  7.  There is no doubt that insufficient support has been given to the development of renewable energy sources which, although unlikely to make a major contribution to total energy needs over the next 20 years, have an important role to play in ensuring balance and diversity. IPMS therefore supports the Government's target of generating ten per cent of energy from renewables sources by 2010 though in practice this may prove to be over-optimistic given the current low baseline of 1.5 per cent of electricity generation in England and Wales and 2.8 per cent in the UK as a whole. Scotland, with 10.8 per cent of electricity generated from renewable sources, is much closer to meeting the target. The lead-time for large-scale renewable technologies, such as tidal schemes and wave power, is probably at least 10 years. IPMS believes that an action plan should be produced that provides opportunities for development of a range of renewable sources. Targets may be more readily achievable if there was greater co-ordination across government.

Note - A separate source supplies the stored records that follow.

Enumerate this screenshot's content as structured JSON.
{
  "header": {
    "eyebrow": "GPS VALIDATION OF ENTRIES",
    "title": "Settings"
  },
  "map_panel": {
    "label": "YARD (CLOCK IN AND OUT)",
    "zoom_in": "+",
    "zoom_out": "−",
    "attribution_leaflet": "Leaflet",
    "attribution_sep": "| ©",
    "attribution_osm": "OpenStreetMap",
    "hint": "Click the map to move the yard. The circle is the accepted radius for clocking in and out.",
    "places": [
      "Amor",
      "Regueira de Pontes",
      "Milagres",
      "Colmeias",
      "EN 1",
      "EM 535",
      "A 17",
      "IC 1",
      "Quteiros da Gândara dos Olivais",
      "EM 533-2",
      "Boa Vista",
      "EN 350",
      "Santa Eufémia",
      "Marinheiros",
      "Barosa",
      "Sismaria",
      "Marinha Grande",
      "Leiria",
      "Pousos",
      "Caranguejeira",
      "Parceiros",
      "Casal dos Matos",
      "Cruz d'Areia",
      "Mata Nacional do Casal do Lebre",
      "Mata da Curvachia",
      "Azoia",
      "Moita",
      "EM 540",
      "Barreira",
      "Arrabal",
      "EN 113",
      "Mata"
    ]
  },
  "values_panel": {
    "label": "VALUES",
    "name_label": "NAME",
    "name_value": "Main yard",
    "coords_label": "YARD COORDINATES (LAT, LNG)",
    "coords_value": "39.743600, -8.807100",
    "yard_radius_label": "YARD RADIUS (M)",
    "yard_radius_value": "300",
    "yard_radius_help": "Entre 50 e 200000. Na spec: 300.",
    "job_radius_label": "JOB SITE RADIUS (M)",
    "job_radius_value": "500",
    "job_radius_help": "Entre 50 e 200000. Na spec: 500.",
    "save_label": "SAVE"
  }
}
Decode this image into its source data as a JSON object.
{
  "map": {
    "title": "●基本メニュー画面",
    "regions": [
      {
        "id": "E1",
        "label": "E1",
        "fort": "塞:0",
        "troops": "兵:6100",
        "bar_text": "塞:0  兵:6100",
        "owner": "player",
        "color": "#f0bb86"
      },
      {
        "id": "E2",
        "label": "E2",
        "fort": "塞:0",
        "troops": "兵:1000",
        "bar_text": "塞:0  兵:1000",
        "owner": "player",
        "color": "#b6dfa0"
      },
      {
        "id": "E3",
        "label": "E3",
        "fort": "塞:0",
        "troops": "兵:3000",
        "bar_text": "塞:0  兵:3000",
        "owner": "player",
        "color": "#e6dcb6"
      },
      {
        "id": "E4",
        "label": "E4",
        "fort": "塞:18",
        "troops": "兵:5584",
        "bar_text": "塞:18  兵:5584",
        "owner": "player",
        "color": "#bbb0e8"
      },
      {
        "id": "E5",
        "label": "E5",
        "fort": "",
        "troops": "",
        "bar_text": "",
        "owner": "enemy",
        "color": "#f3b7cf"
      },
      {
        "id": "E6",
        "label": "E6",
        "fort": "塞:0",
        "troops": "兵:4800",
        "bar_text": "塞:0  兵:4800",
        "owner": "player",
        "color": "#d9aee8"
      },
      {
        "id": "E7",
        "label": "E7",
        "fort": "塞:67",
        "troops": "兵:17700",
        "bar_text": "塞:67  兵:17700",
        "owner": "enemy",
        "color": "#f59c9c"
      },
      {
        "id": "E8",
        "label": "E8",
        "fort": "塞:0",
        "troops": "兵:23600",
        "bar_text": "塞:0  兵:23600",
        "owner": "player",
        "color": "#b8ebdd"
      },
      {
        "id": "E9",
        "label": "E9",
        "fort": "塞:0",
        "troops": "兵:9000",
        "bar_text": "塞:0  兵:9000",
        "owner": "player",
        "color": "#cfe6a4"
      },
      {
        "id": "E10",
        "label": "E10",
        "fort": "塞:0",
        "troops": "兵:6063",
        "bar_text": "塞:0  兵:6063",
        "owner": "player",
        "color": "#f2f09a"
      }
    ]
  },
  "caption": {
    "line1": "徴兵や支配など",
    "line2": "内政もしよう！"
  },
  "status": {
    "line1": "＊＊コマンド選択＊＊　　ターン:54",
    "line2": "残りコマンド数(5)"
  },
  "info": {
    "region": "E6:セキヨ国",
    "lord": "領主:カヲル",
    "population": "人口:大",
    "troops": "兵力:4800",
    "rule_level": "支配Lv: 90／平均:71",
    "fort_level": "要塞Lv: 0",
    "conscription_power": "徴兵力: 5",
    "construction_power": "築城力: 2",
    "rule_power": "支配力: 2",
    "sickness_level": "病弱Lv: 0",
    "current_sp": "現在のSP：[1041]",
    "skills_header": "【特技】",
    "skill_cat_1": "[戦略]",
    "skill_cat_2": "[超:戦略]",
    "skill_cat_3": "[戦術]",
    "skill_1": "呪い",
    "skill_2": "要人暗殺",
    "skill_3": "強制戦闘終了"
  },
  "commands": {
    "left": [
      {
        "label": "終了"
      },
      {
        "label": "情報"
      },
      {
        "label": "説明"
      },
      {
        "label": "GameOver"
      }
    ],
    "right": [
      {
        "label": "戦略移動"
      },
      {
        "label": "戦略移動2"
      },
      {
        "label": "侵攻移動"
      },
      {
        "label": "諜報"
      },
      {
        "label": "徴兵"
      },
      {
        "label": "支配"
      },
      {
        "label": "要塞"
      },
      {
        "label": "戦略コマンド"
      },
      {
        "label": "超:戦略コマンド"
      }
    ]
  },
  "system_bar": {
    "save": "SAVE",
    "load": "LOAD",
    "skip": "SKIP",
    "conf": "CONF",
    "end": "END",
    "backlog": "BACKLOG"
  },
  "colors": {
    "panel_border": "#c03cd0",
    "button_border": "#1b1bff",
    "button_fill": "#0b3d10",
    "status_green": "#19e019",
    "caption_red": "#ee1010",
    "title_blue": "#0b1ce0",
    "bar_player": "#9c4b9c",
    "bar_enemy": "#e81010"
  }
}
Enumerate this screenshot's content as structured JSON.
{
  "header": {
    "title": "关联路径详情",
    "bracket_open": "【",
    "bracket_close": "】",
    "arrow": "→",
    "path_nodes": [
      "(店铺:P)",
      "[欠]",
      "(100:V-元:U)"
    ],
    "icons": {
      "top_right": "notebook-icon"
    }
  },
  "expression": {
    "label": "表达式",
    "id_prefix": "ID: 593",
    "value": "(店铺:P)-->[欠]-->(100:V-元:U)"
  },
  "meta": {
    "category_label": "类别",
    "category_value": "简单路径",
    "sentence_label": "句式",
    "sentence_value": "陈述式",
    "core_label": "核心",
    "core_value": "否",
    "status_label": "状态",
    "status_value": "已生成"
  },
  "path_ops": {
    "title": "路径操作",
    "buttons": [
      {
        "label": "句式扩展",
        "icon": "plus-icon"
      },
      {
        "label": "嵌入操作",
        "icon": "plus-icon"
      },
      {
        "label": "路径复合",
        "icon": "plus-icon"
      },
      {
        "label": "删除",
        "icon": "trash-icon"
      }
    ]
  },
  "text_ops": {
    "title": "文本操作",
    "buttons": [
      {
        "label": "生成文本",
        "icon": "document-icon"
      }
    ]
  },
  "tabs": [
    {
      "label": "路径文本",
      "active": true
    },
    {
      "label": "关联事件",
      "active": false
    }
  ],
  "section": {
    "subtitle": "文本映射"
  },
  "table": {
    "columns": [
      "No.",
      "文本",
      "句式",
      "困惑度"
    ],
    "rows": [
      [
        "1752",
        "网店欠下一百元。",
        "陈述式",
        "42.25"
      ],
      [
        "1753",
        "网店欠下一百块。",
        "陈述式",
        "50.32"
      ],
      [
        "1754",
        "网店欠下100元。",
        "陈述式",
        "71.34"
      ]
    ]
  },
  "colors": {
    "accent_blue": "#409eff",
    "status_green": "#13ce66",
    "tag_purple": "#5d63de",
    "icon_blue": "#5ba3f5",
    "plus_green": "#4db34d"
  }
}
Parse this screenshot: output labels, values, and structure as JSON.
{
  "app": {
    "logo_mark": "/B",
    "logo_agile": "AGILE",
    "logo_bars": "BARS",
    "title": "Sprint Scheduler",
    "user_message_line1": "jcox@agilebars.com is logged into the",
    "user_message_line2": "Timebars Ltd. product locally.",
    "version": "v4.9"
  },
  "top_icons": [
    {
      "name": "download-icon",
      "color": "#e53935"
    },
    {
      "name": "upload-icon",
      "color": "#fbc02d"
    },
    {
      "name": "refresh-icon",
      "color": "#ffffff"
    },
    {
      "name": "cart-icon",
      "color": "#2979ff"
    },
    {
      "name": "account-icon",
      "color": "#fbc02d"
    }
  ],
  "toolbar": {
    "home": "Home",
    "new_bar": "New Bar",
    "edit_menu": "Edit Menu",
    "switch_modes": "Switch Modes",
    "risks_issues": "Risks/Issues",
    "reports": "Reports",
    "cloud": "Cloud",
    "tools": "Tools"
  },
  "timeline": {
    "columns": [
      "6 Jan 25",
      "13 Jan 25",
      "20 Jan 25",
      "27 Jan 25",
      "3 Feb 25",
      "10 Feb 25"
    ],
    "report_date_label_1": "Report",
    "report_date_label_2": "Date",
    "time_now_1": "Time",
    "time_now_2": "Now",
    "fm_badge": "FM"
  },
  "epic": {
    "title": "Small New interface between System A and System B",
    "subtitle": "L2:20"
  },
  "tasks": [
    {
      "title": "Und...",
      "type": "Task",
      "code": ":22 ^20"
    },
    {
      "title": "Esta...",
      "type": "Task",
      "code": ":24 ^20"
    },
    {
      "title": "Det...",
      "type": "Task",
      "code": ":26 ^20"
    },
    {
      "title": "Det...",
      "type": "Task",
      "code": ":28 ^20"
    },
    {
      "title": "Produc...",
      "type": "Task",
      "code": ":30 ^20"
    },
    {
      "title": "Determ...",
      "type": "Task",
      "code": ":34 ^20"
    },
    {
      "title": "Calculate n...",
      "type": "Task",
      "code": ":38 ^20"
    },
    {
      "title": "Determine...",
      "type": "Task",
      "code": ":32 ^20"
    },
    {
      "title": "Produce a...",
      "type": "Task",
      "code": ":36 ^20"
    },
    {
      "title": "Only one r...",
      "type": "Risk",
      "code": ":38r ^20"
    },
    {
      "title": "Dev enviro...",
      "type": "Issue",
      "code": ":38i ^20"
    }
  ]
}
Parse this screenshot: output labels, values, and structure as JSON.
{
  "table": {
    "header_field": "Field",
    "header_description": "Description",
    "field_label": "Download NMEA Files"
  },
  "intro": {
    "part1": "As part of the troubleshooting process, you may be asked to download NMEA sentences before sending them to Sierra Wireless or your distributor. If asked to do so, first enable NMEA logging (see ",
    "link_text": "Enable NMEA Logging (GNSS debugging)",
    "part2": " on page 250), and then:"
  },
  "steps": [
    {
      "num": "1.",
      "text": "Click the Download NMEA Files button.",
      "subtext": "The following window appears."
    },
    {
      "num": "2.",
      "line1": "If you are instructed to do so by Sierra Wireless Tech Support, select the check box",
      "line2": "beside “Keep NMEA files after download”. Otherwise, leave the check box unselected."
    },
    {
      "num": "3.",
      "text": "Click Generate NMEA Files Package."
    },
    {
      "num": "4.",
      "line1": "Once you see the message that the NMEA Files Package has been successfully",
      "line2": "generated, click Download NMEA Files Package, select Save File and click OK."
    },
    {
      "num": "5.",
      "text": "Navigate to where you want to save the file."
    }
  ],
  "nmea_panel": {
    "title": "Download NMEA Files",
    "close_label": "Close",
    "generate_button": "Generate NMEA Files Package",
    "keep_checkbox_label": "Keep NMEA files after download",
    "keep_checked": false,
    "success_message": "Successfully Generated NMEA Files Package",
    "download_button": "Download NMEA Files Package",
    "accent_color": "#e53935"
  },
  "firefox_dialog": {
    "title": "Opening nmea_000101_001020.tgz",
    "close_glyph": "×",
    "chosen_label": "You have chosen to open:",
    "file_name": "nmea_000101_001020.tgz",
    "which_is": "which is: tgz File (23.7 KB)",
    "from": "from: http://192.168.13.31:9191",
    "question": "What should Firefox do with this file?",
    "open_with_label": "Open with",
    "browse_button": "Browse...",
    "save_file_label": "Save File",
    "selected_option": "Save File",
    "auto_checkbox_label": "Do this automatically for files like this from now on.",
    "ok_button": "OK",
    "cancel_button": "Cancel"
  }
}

  8.  There is an urgent need for increased research and development, in particular on renewable sources that have not been tackled adequately by the private sector. At present, price competition is taking priority over fuel balance and environmental objectives. More profit needs to be reinvested into research and development in order to improve efficiency and protect the environment, and alternative energy provision systems should not be neglected simply because they cannot compete on the fuel price. Some renewable sources are near to achieving economic competitiveness, and the decision by some regional electricity companies to introduce "green" tariffs should assist in this regard. However, for wider promotion of renewable sources—including wave and tidal energy—it will be important to establish a supportive market framework, including assigning a clear economic value for environmental benefits and resolving some of the planning difficulties that currently exist.


  9.  There are some environmental difficulties arising from renewable energy sources. However, these need to be assessed both against their positive contribution to achievement of the climate change targets adopted by the Government and a wider range of sustainability principles. Consideration should be given to a new consensual planning-led approach involving all stakeholder groups, either at regional or sub-regional level, in identifying renewable energy opportunities. Such planning groups could be charged with contributing to the Government's target for renewables, taking account of all appropriate opportunities and constraints. Such groups would need to take account of the potential impact of establishing, operating and decommissioning renewable energy schemes. IPMS agrees with English Nature that there must be appropriate management systems to maintain Sites of Special Scientific Interests (SSSI) in a favourable condition and that there should be continuing monitoring and evaluation of new developments, with a view to mitigating any adverse impact. The Non Fossil Fuel Obligation contracting process should take full account of the Government's broader environmental policy framework.

  10.  Specific challenges for wave and tidal energy include safeguarding the habitats of the large population of marine mammals in the Pentland Firth and Channel Islands, which are prime sites for tidal stream energy, as well as impact on fishing grounds. Consideration should also be given to the visual impact on the landscape of new power transmission lines from shoreline terminals.

February 2001

previous page contents next page

House of Commons home page Parliament home page House of Lords home page search page enquiries index

© Parliamentary copyright 2001
Prepared 8 May 2001